» **Problem to work on**
Scan the data below and pick out the lines containing the word "text".

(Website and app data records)
---

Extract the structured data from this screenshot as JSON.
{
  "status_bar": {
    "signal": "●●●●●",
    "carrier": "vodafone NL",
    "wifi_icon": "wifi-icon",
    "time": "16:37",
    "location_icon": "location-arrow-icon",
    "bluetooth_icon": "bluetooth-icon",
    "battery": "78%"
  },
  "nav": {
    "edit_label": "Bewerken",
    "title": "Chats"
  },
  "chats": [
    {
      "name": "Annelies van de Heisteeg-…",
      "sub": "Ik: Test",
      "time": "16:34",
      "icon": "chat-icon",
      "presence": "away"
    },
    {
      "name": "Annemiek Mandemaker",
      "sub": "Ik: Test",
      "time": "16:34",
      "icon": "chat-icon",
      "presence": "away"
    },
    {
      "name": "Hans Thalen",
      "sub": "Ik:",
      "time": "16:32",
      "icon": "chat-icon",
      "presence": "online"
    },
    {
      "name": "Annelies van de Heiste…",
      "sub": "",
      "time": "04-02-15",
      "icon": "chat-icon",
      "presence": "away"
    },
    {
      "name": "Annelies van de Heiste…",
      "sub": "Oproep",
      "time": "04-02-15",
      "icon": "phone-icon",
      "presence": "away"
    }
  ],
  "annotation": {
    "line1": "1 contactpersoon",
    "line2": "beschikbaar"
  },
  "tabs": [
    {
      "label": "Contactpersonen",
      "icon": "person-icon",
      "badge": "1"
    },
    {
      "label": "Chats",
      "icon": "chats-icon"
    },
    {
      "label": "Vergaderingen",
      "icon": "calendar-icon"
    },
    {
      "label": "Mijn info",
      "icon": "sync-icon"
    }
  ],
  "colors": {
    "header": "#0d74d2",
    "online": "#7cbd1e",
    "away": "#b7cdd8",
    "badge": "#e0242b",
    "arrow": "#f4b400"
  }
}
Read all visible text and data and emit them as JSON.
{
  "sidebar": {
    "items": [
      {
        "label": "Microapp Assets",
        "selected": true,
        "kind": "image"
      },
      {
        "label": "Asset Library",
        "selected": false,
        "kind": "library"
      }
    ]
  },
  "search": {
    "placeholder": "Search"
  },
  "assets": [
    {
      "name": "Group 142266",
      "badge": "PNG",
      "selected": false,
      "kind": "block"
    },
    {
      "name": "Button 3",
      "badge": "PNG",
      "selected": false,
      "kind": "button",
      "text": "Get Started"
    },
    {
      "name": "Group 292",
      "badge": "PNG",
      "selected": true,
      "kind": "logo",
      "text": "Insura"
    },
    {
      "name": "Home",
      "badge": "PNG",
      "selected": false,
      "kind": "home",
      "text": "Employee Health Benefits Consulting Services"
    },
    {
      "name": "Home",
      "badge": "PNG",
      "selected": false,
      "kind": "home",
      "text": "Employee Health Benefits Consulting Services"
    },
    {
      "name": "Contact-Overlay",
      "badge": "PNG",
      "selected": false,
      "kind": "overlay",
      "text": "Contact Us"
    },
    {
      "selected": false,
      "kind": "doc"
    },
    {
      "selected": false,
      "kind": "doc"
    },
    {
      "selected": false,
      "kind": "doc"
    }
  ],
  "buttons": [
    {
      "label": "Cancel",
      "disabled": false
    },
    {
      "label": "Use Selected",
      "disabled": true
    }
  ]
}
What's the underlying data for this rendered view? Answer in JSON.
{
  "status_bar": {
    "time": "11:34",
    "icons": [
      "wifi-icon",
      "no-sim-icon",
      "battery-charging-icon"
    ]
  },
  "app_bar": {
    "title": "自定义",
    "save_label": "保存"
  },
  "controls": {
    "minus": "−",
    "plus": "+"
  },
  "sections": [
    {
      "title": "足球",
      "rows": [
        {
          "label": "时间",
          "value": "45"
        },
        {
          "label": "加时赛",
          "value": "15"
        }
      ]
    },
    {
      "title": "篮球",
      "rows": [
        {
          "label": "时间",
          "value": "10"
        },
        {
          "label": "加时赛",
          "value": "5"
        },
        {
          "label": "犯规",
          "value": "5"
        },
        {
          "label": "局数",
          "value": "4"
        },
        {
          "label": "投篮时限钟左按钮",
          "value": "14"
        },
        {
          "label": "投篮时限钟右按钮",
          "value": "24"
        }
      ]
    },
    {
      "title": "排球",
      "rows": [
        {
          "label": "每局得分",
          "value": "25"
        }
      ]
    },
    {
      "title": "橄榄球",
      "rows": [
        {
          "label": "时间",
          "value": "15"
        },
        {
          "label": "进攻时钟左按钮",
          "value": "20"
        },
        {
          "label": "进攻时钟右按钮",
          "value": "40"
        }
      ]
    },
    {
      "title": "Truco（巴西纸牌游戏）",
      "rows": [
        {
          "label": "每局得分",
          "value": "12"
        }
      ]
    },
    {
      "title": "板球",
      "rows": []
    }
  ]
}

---

» **Reply**
Read all visible text and data and emit them as JSON.
      "text": "Get Started"
      "text": "Insura"
      "text": "Employee Health Benefits Consulting Services"
      "text": "Employee Health Benefits Consulting Services"
      "text": "Contact Us"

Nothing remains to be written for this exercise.